Intel ups its ante in chip packaging technology to challenge TSMC

The US chip giant explains its latest technology pipeline and sales strategy to gain market share from chip leader, TSMC.
19 May 2023

Intel ups its ante in chip packaging technology to challenge TSMC. Source: Shutterstock

Since the return of Pat Gelsinger to Intel as CEO in early 2021, he has been on one mission: to transform the US’s biggest semiconductor company into a significant contract chipmaker. Even when manufacturing chips for outside customers — also known as the foundry business — was new territory for Intel, Gelsinger was set to catch up with the company’s competitors and lure clients across to its chip business.

The US chip giant even went as far as rolling out one of its most ambitious product roadmaps in years, with a wide range of new technologies that it contends will close the performance gap with other foundry rivals by 2024. Again, Gelsigner was set on pushing Intel to the front of the pack in state-of-the-art process technology by 2025.

That was two years ago. Today the company shows no signs of slowing down in its ambitions. In a virtual media briefing earlier this week, Intel presented its latest technology pipeline and sales strategy, signaling that it is upping the ante in its battle against the biggest chipmaker in the world, Taiwan Semiconductor Manufacturing (TSMC), to win more chip manufacturing business.

TSMC currently controls more than half of the market. Intel wants to challenge that status — at least on a technological level. Hence its ambitions in the chip packaging services market. During the virtual briefing, Intel’s Foundry Advanced Packaging’s senior director Mark Gardner explained how his company’s Foundry Services offers a compelling proposition for its customers.

According to Gardner, the most significant selling point for Intel is the chip giant’s more geographically secure supply chain. “We have chipmaking factories and chip assembly/testing/packaging sites placed in different places worldwide, including the US,” he said. 

Gardner even shared the chipmaker’s plan to put more of its new assembly and advanced packaging services in New Mexico. In comparison, most of TSMC’s chip-making facilities are in Taiwan, though the company does have some facilities and offices in the US, Europe and elsewhere in Asia.

“Our first key solution as an Intel Foundry Services group is the open system foundry, which means letting customers pick and choose services. The foundation of it is really about secure supply—both from a geodiversity and Western R&D [basis],” he added.

Garner even shared that Intel plans to transition to glass substrate materials, which are stiffer than the current technology and could enable better chip features. As for the packaging technology, co-packaged optics, it is expected to go into production at the end of next year and offers higher bandwidth connections to chips.

Overall, the briefing reflected Intel executives’ optimism about the company’s future chip packaging technologies roadmap, enabling incoming chips to perform better at a lower cost. Gardner, even Intel Foundry Services, is willing to let customers use a subset of their services—even if it means they use other foundries for chipmaking and just use Intel for testing or assembly.

It will be challenging for Intel to penetrate and increase its share of the market.
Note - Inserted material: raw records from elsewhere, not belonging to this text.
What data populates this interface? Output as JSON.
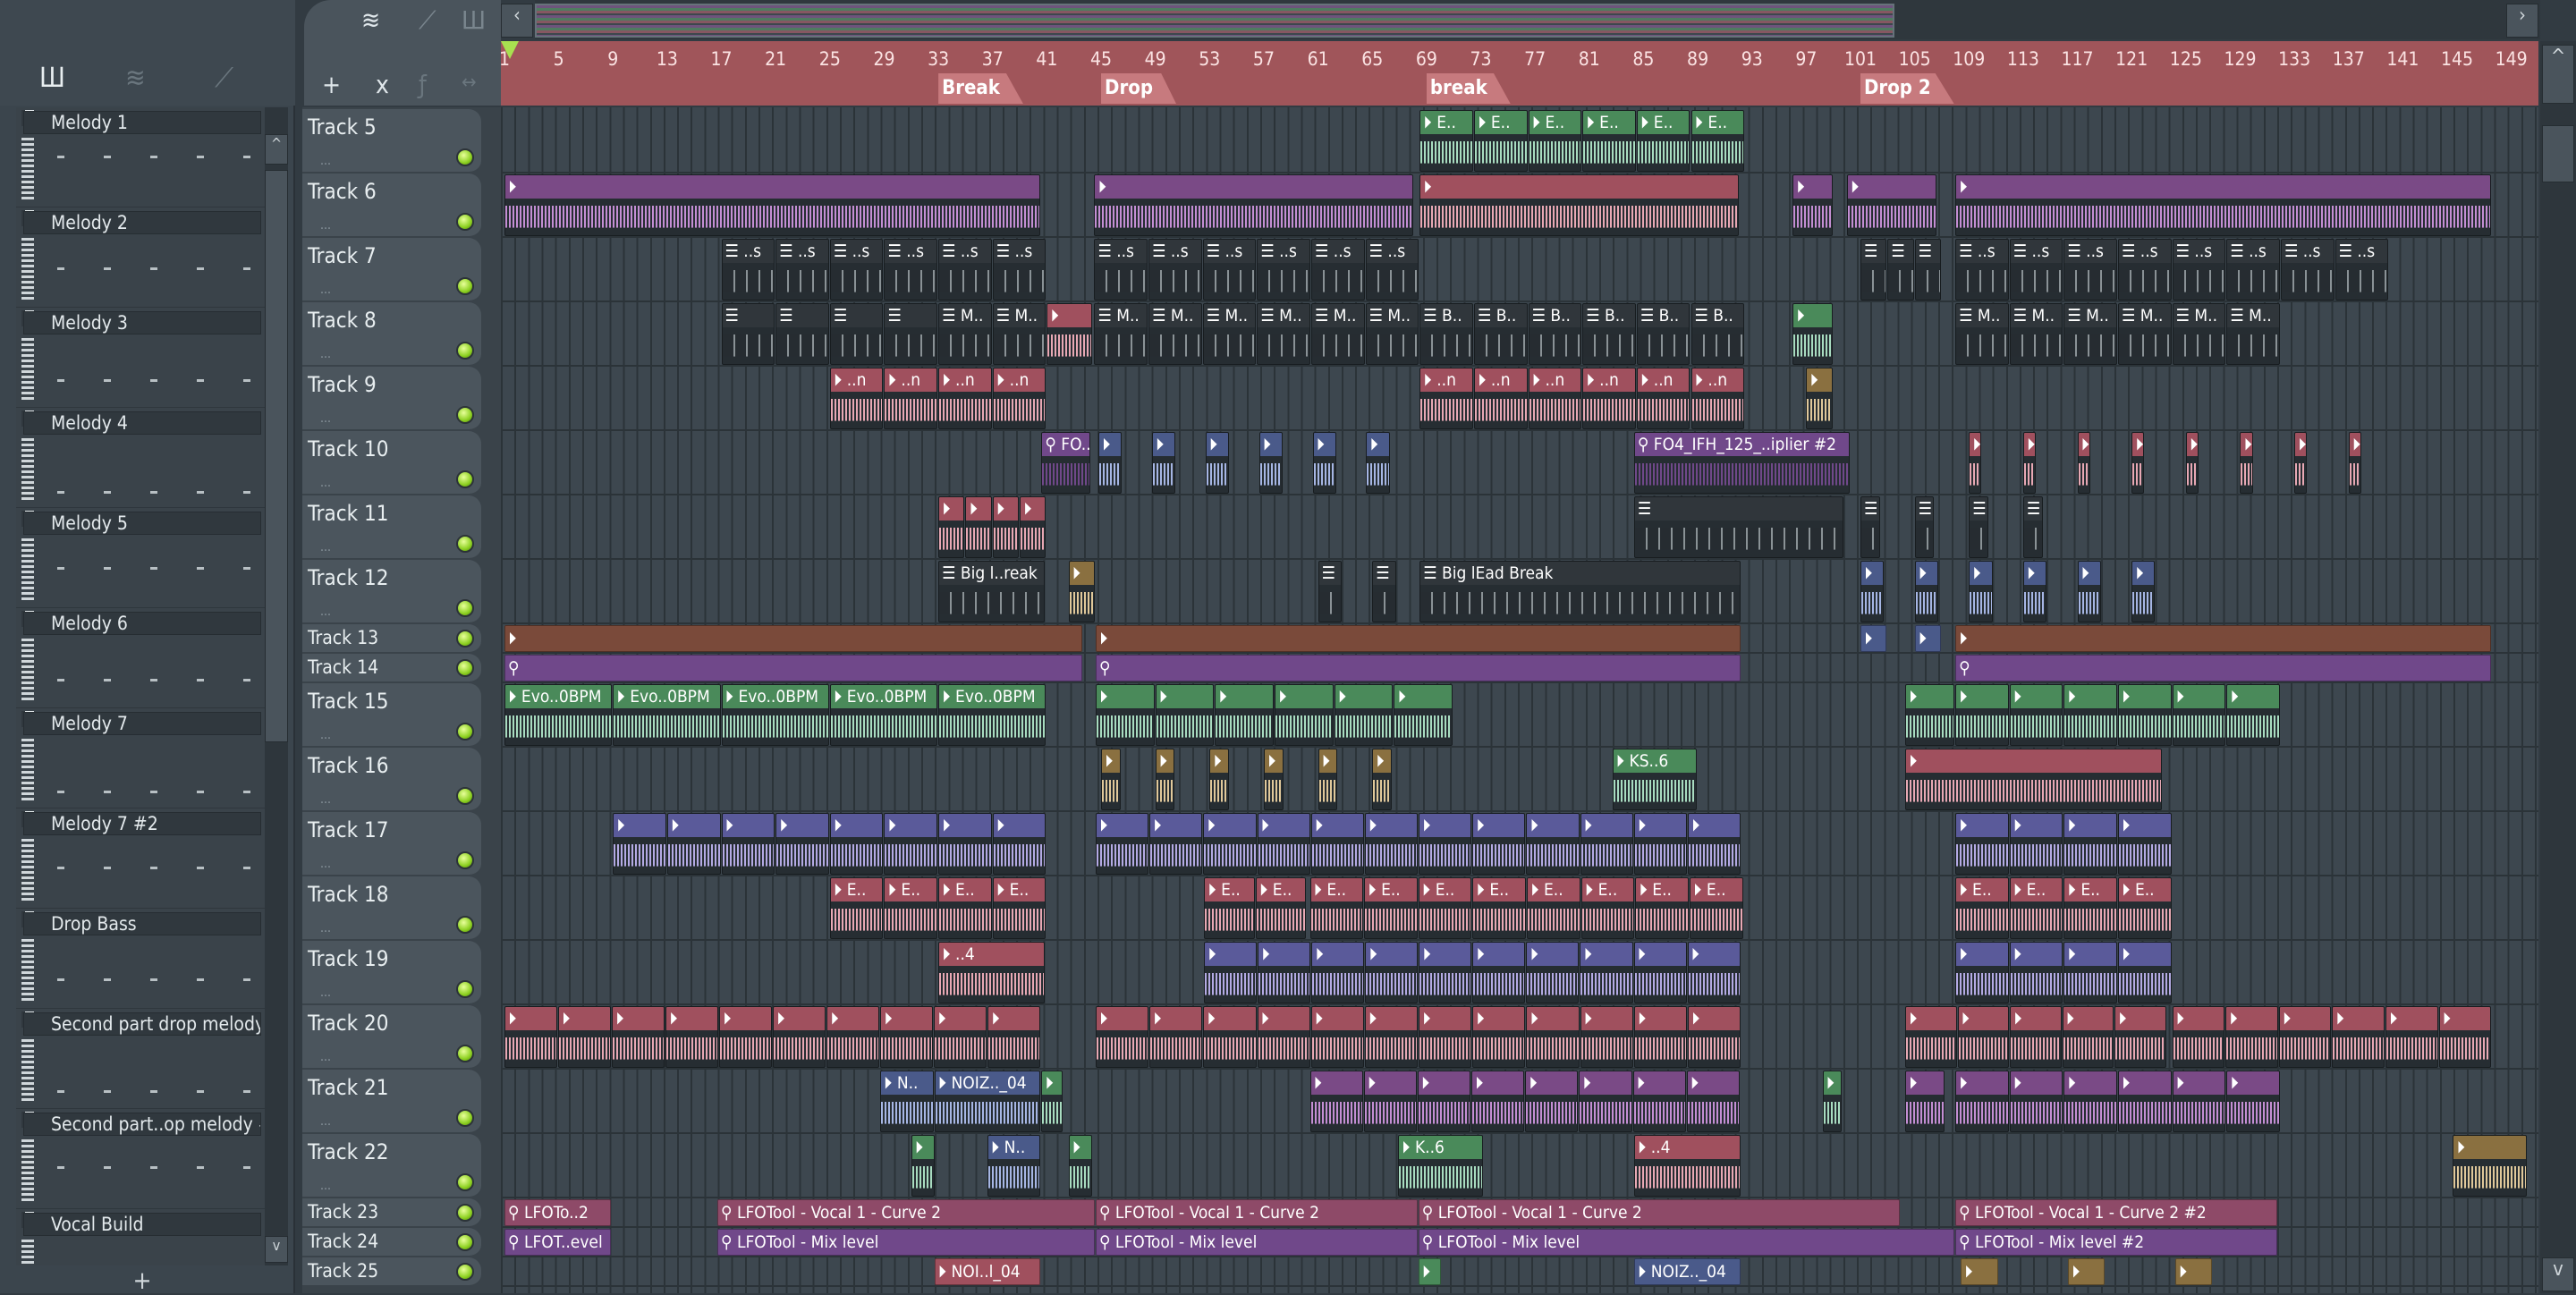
{
  "browser": {
    "tools": [
      "piano-roll-icon",
      "audio-icon",
      "automation-icon"
    ],
    "patterns": [
      "Melody 1",
      "Melody 2",
      "Melody 3",
      "Melody 4",
      "Melody 5",
      "Melody 6",
      "Melody 7",
      "Melody 7 #2",
      "Drop Bass",
      "Second part drop melody",
      "Second part..op melody #2",
      "Vocal Build"
    ],
    "add_label": "+"
  },
  "toolbar": {
    "add": "+",
    "delete": "x"
  },
  "ruler": {
    "ticks": [
      "1",
      "5",
      "9",
      "13",
      "17",
      "21",
      "25",
      "29",
      "33",
      "37",
      "41",
      "45",
      "49",
      "53",
      "57",
      "61",
      "65",
      "69",
      "73",
      "77",
      "81",
      "85",
      "89",
      "93",
      "97",
      "101",
      "105",
      "109",
      "113",
      "117",
      "121",
      "125",
      "129",
      "133",
      "137",
      "141",
      "145",
      "149"
    ],
    "markers": [
      {
        "label": "Break",
        "bar": 33
      },
      {
        "label": "Drop",
        "bar": 45
      },
      {
        "label": "break",
        "bar": 69
      },
      {
        "label": "Drop 2",
        "bar": 101
      }
    ]
  },
  "tracks": [
    {
      "name": "Track 5",
      "thin": false
    },
    {
      "name": "Track 6",
      "thin": false
    },
    {
      "name": "Track 7",
      "thin": false
    },
    {
      "name": "Track 8",
      "thin": false
    },
    {
      "name": "Track 9",
      "thin": false
    },
    {
      "name": "Track 10",
      "thin": false
    },
    {
      "name": "Track 11",
      "thin": false
    },
    {
      "name": "Track 12",
      "thin": false
    },
    {
      "name": "Track 13",
      "thin": true
    },
    {
      "name": "Track 14",
      "thin": true
    },
    {
      "name": "Track 15",
      "thin": false
    },
    {
      "name": "Track 16",
      "thin": false
    },
    {
      "name": "Track 17",
      "thin": false
    },
    {
      "name": "Track 18",
      "thin": false
    },
    {
      "name": "Track 19",
      "thin": false
    },
    {
      "name": "Track 20",
      "thin": false
    },
    {
      "name": "Track 21",
      "thin": false
    },
    {
      "name": "Track 22",
      "thin": false
    },
    {
      "name": "Track 23",
      "thin": true
    },
    {
      "name": "Track 24",
      "thin": true
    },
    {
      "name": "Track 25",
      "thin": true
    }
  ],
  "colors": {
    "green": [
      "#4a8a5a",
      "#a8dcc0"
    ],
    "purple": [
      "#7a4a86",
      "#c48ed4"
    ],
    "pink": [
      "#a0505e",
      "#e8a8b4"
    ],
    "gray": [
      "#30363b",
      "#262c31"
    ],
    "blue": [
      "#4a5a8a",
      "#a6b6e4"
    ],
    "lilac": [
      "#5a5a9a",
      "#b4aae4"
    ],
    "gold": [
      "#8a7040",
      "#e0c89a"
    ],
    "magenta": [
      "#8e4a68",
      "#8e4a68"
    ],
    "violet": [
      "#70488a",
      "#70488a"
    ],
    "orange": [
      "#7a4a3a",
      "#7a4a3a"
    ]
  },
  "clips": [
    {
      "t": 0,
      "s": 68.5,
      "n": 6,
      "l": 4,
      "label": "E..",
      "c": "green"
    },
    {
      "t": 1,
      "s": 1,
      "n": 1,
      "l": 39.6,
      "label": "",
      "c": "purple"
    },
    {
      "t": 1,
      "s": 44.5,
      "n": 1,
      "l": 23.6,
      "label": "",
      "c": "purple"
    },
    {
      "t": 1,
      "s": 68.5,
      "n": 1,
      "l": 23.6,
      "label": "",
      "c": "pink"
    },
    {
      "t": 1,
      "s": 96,
      "n": 1,
      "l": 3,
      "label": "",
      "c": "purple"
    },
    {
      "t": 1,
      "s": 100,
      "n": 1,
      "l": 6.7,
      "label": "",
      "c": "purple"
    },
    {
      "t": 1,
      "s": 108,
      "n": 1,
      "l": 39.6,
      "label": "",
      "c": "purple"
    },
    {
      "t": 2,
      "s": 17,
      "n": 6,
      "l": 4,
      "label": "..s",
      "c": "gray"
    },
    {
      "t": 2,
      "s": 44.5,
      "n": 6,
      "l": 4,
      "label": "..s",
      "c": "gray"
    },
    {
      "t": 2,
      "s": 101,
      "n": 3,
      "l": 2,
      "label": "",
      "c": "gray"
    },
    {
      "t": 2,
      "s": 108,
      "n": 8,
      "l": 4,
      "label": "..s",
      "c": "gray"
    },
    {
      "t": 3,
      "s": 17,
      "n": 4,
      "l": 4,
      "label": "",
      "c": "gray"
    },
    {
      "t": 3,
      "s": 33,
      "n": 2,
      "l": 4,
      "label": "M..",
      "c": "gray"
    },
    {
      "t": 3,
      "s": 41,
      "n": 1,
      "l": 3.4,
      "label": "",
      "c": "pink"
    },
    {
      "t": 3,
      "s": 44.5,
      "n": 6,
      "l": 4,
      "label": "M..",
      "c": "gray"
    },
    {
      "t": 3,
      "s": 68.5,
      "n": 6,
      "l": 4,
      "label": "B..",
      "c": "gray"
    },
    {
      "t": 3,
      "s": 96,
      "n": 1,
      "l": 3,
      "label": "",
      "c": "green"
    },
    {
      "t": 3,
      "s": 108,
      "n": 6,
      "l": 4,
      "label": "M..",
      "c": "gray"
    },
    {
      "t": 4,
      "s": 25,
      "n": 4,
      "l": 4,
      "label": "..n",
      "c": "pink"
    },
    {
      "t": 4,
      "s": 68.5,
      "n": 6,
      "l": 4,
      "label": "..n",
      "c": "pink"
    },
    {
      "t": 4,
      "s": 97,
      "n": 1,
      "l": 2,
      "label": "",
      "c": "gold"
    },
    {
      "t": 5,
      "s": 40.6,
      "n": 1,
      "l": 3.7,
      "label": "FO..",
      "c": "violet"
    },
    {
      "t": 5,
      "s": 44.8,
      "n": 6,
      "l": 3.95,
      "label": "",
      "c": "blue",
      "w": 1.8
    },
    {
      "t": 5,
      "s": 84.3,
      "n": 1,
      "l": 16,
      "label": "FO4_IFH_125_..iplier #2",
      "c": "violet"
    },
    {
      "t": 5,
      "s": 109,
      "n": 8,
      "l": 4,
      "label": "",
      "c": "pink",
      "w": 1
    },
    {
      "t": 6,
      "s": 33,
      "n": 4,
      "l": 2,
      "label": "",
      "c": "pink"
    },
    {
      "t": 6,
      "s": 84.3,
      "n": 1,
      "l": 15.5,
      "label": "",
      "c": "gray"
    },
    {
      "t": 6,
      "s": 101,
      "n": 4,
      "l": 4,
      "label": "",
      "c": "gray",
      "w": 1.5
    },
    {
      "t": 7,
      "s": 33,
      "n": 1,
      "l": 7.9,
      "label": "Big l..reak",
      "c": "gray"
    },
    {
      "t": 7,
      "s": 42.6,
      "n": 1,
      "l": 2,
      "label": "",
      "c": "gold"
    },
    {
      "t": 7,
      "s": 61,
      "n": 2,
      "l": 4,
      "label": "",
      "c": "gray",
      "w": 1.8
    },
    {
      "t": 7,
      "s": 68.5,
      "n": 1,
      "l": 23.7,
      "label": "Big lEad Break",
      "c": "gray"
    },
    {
      "t": 7,
      "s": 101,
      "n": 6,
      "l": 4,
      "label": "",
      "c": "blue",
      "w": 1.8
    },
    {
      "t": 8,
      "s": 1,
      "n": 1,
      "l": 42.7,
      "label": "",
      "c": "orange"
    },
    {
      "t": 8,
      "s": 44.6,
      "n": 1,
      "l": 47.6,
      "label": "",
      "c": "orange"
    },
    {
      "t": 8,
      "s": 101,
      "n": 2,
      "l": 4,
      "label": "",
      "c": "blue",
      "w": 2
    },
    {
      "t": 8,
      "s": 108,
      "n": 1,
      "l": 39.6,
      "label": "",
      "c": "orange"
    },
    {
      "t": 9,
      "s": 1,
      "n": 1,
      "l": 42.7,
      "label": "",
      "c": "violet"
    },
    {
      "t": 9,
      "s": 44.6,
      "n": 1,
      "l": 47.6,
      "label": "",
      "c": "violet"
    },
    {
      "t": 9,
      "s": 108,
      "n": 1,
      "l": 39.6,
      "label": "",
      "c": "violet"
    },
    {
      "t": 10,
      "s": 1,
      "n": 5,
      "l": 8,
      "label": "Evo..0BPM",
      "c": "green"
    },
    {
      "t": 10,
      "s": 44.6,
      "n": 6,
      "l": 4.4,
      "label": "",
      "c": "green"
    },
    {
      "t": 10,
      "s": 104.3,
      "n": 1,
      "l": 3.7,
      "label": "",
      "c": "green"
    },
    {
      "t": 10,
      "s": 108,
      "n": 6,
      "l": 4,
      "label": "",
      "c": "green"
    },
    {
      "t": 11,
      "s": 45,
      "n": 6,
      "l": 4,
      "label": "",
      "c": "gold",
      "w": 1.5
    },
    {
      "t": 11,
      "s": 82.7,
      "n": 1,
      "l": 6.3,
      "label": "KS..6",
      "c": "green"
    },
    {
      "t": 11,
      "s": 104.3,
      "n": 1,
      "l": 19,
      "label": "",
      "c": "pink"
    },
    {
      "t": 12,
      "s": 9,
      "n": 8,
      "l": 4,
      "label": "",
      "c": "lilac"
    },
    {
      "t": 12,
      "s": 44.6,
      "n": 12,
      "l": 3.97,
      "label": "",
      "c": "lilac"
    },
    {
      "t": 12,
      "s": 108,
      "n": 4,
      "l": 4,
      "label": "",
      "c": "lilac"
    },
    {
      "t": 13,
      "s": 25,
      "n": 4,
      "l": 4,
      "label": "E..",
      "c": "pink"
    },
    {
      "t": 13,
      "s": 52.6,
      "n": 2,
      "l": 3.8,
      "label": "E..",
      "c": "pink"
    },
    {
      "t": 13,
      "s": 60.4,
      "n": 8,
      "l": 4,
      "label": "E..",
      "c": "pink"
    },
    {
      "t": 13,
      "s": 108,
      "n": 4,
      "l": 4,
      "label": "E..",
      "c": "pink"
    },
    {
      "t": 14,
      "s": 33,
      "n": 1,
      "l": 7.9,
      "label": "..4",
      "c": "pink"
    },
    {
      "t": 14,
      "s": 52.6,
      "n": 10,
      "l": 3.96,
      "label": "",
      "c": "lilac"
    },
    {
      "t": 14,
      "s": 108,
      "n": 4,
      "l": 4,
      "label": "",
      "c": "lilac"
    },
    {
      "t": 15,
      "s": 1,
      "n": 10,
      "l": 3.96,
      "label": "",
      "c": "pink"
    },
    {
      "t": 15,
      "s": 44.6,
      "n": 12,
      "l": 3.97,
      "label": "",
      "c": "pink"
    },
    {
      "t": 15,
      "s": 104.3,
      "n": 5,
      "l": 3.86,
      "label": "",
      "c": "pink"
    },
    {
      "t": 15,
      "s": 124,
      "n": 6,
      "l": 3.93,
      "label": "",
      "c": "pink"
    },
    {
      "t": 16,
      "s": 28.7,
      "n": 1,
      "l": 4,
      "label": "N..",
      "c": "blue"
    },
    {
      "t": 16,
      "s": 32.7,
      "n": 1,
      "l": 7.9,
      "label": "NOIZ.._04",
      "c": "blue"
    },
    {
      "t": 16,
      "s": 40.6,
      "n": 1,
      "l": 1.6,
      "label": "",
      "c": "green"
    },
    {
      "t": 16,
      "s": 60.4,
      "n": 8,
      "l": 3.97,
      "label": "",
      "c": "purple"
    },
    {
      "t": 16,
      "s": 98.2,
      "n": 1,
      "l": 1.5,
      "label": "",
      "c": "green"
    },
    {
      "t": 16,
      "s": 104.3,
      "n": 1,
      "l": 3,
      "label": "",
      "c": "purple"
    },
    {
      "t": 16,
      "s": 108,
      "n": 4,
      "l": 4,
      "label": "",
      "c": "purple"
    },
    {
      "t": 16,
      "s": 124,
      "n": 2,
      "l": 4,
      "label": "",
      "c": "purple"
    },
    {
      "t": 17,
      "s": 31,
      "n": 1,
      "l": 1.8,
      "label": "",
      "c": "green"
    },
    {
      "t": 17,
      "s": 36.6,
      "n": 1,
      "l": 4,
      "label": "N..",
      "c": "blue"
    },
    {
      "t": 17,
      "s": 42.6,
      "n": 1,
      "l": 1.8,
      "label": "",
      "c": "green"
    },
    {
      "t": 17,
      "s": 66.9,
      "n": 1,
      "l": 6.3,
      "label": "K..6",
      "c": "green"
    },
    {
      "t": 17,
      "s": 84.3,
      "n": 1,
      "l": 7.9,
      "label": "..4",
      "c": "pink"
    },
    {
      "t": 17,
      "s": 144.7,
      "n": 1,
      "l": 5.5,
      "label": "",
      "c": "gold"
    },
    {
      "t": 18,
      "s": 1,
      "n": 1,
      "l": 7.9,
      "label": "LFOTo..2",
      "c": "magenta"
    },
    {
      "t": 18,
      "s": 16.7,
      "n": 1,
      "l": 27.9,
      "label": "LFOTool - Vocal 1 - Curve  2",
      "c": "magenta"
    },
    {
      "t": 18,
      "s": 44.6,
      "n": 1,
      "l": 23.8,
      "label": "LFOTool - Vocal 1 - Curve  2",
      "c": "magenta"
    },
    {
      "t": 18,
      "s": 68.4,
      "n": 1,
      "l": 35.6,
      "label": "LFOTool - Vocal 1 - Curve  2",
      "c": "magenta"
    },
    {
      "t": 18,
      "s": 108,
      "n": 1,
      "l": 23.8,
      "label": "LFOTool - Vocal 1 - Curve  2 #2",
      "c": "magenta"
    },
    {
      "t": 19,
      "s": 1,
      "n": 1,
      "l": 7.9,
      "label": "LFOT..evel",
      "c": "violet"
    },
    {
      "t": 19,
      "s": 16.7,
      "n": 1,
      "l": 27.9,
      "label": "LFOTool - Mix level",
      "c": "violet"
    },
    {
      "t": 19,
      "s": 44.6,
      "n": 1,
      "l": 23.8,
      "label": "LFOTool - Mix level",
      "c": "violet"
    },
    {
      "t": 19,
      "s": 68.4,
      "n": 1,
      "l": 39.6,
      "label": "LFOTool - Mix level",
      "c": "violet"
    },
    {
      "t": 19,
      "s": 108,
      "n": 1,
      "l": 23.8,
      "label": "LFOTool - Mix level #2",
      "c": "violet"
    },
    {
      "t": 20,
      "s": 32.7,
      "n": 1,
      "l": 7.9,
      "label": "NOI..l_04",
      "c": "pink"
    },
    {
      "t": 20,
      "s": 68.4,
      "n": 1,
      "l": 1.7,
      "label": "",
      "c": "green"
    },
    {
      "t": 20,
      "s": 84.3,
      "n": 1,
      "l": 7.9,
      "label": "NOIZ.._04",
      "c": "blue"
    },
    {
      "t": 20,
      "s": 108.4,
      "n": 3,
      "l": 7.9,
      "label": "",
      "c": "gold",
      "w": 2.8
    }
  ]
}
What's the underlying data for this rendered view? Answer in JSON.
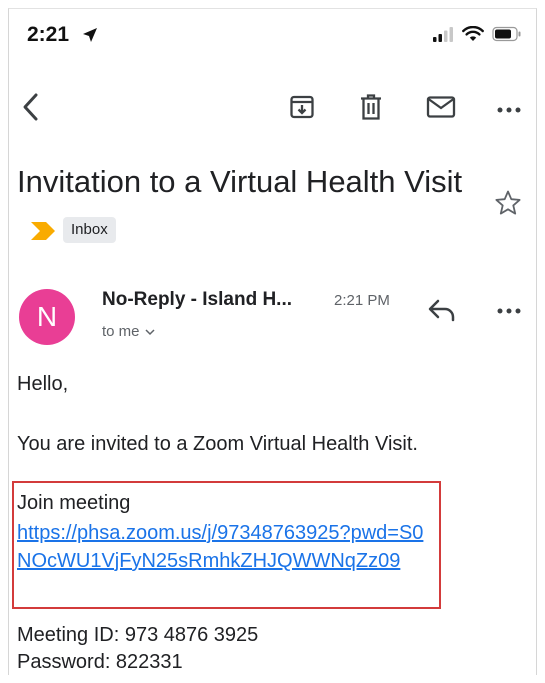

TrendForce data shows that TSMC has about 59% market share of the third-party chip manufacturing business, followed by Samsung at 16%. Intel’s share is minimal as it only recently started ramping up its foundry services to external customers.

Intel had for years focused on making chips for its own use, so the venture into the foundry business marked a significant strategy shift for the company. Yet, Intel seemed unperturbed by the competition within the space, being more focused on restoring its lead in the process race. So far, Intel has attracted Qualcomm and cloud service provider AWS, its first major customers, to use its production platforms.